recorder and harpsichord, Evensong
7th October 2015
The music department at UKC is running free lunchtime concerts in their acoustically fantastic new hall. This one featured Naomi Okuda (recorder) and Tom Foster (harpischord). The harpischord had recently been built for the department, this its maiden voyage, with the maker present in the audience. Sitting near me was Director of Music Susan Wanless, who I remember as conductor of the UKC Orchestra when I was playing French horn in it '88-'89 (happy memories of playing Handel's Messiah in Rutherford dining hall...). The concert was billed as "18th century virtuoso music" and featured works by Handel, Bach, Telemann and the more obscure (but apparently a big influence on Bach) Johann Fischer.
Later that day, I decided to go and partake of Evensong in the Cathedral quire. Somehow, I'd never managed to have done this. I can't remember what was sung, but it involved celestial voices spiraling up into the extraordinary architecture. Wonderful. But there were scriptural readings too, I'd sort of forgotten about that. The one from the New Testament was a puzzlingly detailed travelogue from The Book of Acts (Paul and friends sailing around Crete, interesting enough, but I couldn't quite see the point). The Old Testament reading was horrendous, though (from 2 Kings Chapter 9), here's part of it:
Jehu got up and went into the house. Then the prophet poured the oil on Jehu’s head and declared, “This is what the Lord, the God of Israel, says: ‘I anoint you king over the Lord’s people Israel. You are to destroy the house of Ahab your master, and I will avenge the blood of my servants the prophets and the blood of all the Lord’s servants shed by Jezebel. The whole house of Ahab will perish. I will cut off from Ahab every last male in Israel—slave or free. I will make the house of Ahab like the house of Jeroboam son of Nebat and like the house of Baasha son of Ahijah. As for Jezebel, dogs will devour her on the plot of ground at Jezreel, and no one will bury her.’” Then he opened the door and ran.

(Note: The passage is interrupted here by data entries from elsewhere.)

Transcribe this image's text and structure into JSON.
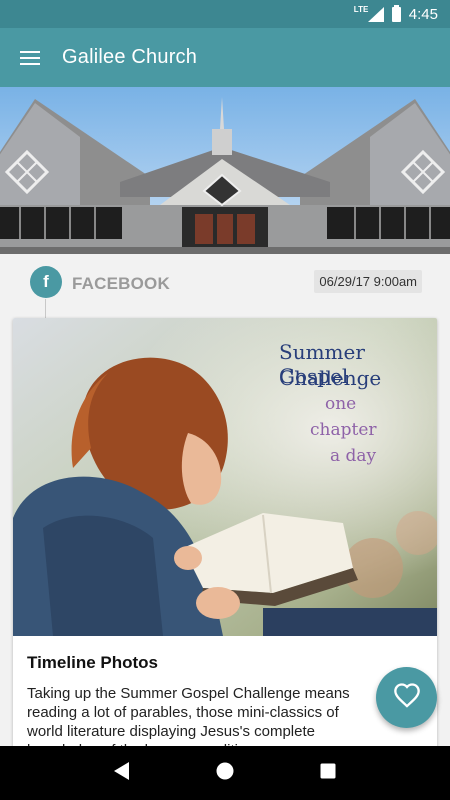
{
  "status_bar": {
    "network": "LTE",
    "time": "4:45"
  },
  "app_bar": {
    "title": "Galilee Church",
    "menu_icon": "hamburger-menu-icon"
  },
  "banner": {
    "icon": "church-building-image"
  },
  "feed": {
    "source_label": "FACEBOOK",
    "source_icon": "facebook-icon",
    "timestamp": "06/29/17 9:00am",
    "card": {
      "image_text": {
        "line1": "Summer Gospel",
        "line2": "Challenge",
        "line3": "one",
        "line4": "chapter",
        "line5": "a day"
      },
      "title": "Timeline Photos",
      "body": "Taking up the Summer Gospel Challenge means reading a lot of parables, those mini-classics of world literature displaying Jesus's complete knowledge of the human condition..."
    }
  },
  "fab": {
    "icon": "heart-icon"
  },
  "colors": {
    "accent": "#4a99a3",
    "status_bar": "#3d8791"
  }
}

This was read without irony, or even an explanatory preamble, by a pompous cleric in anachronistic garb. What is the point of this? I really wanted to ask him afterwards, but he and his similarly-attired associates left through a separate door to the "audience". Oh well. Nice singing, though, so I'll probably return.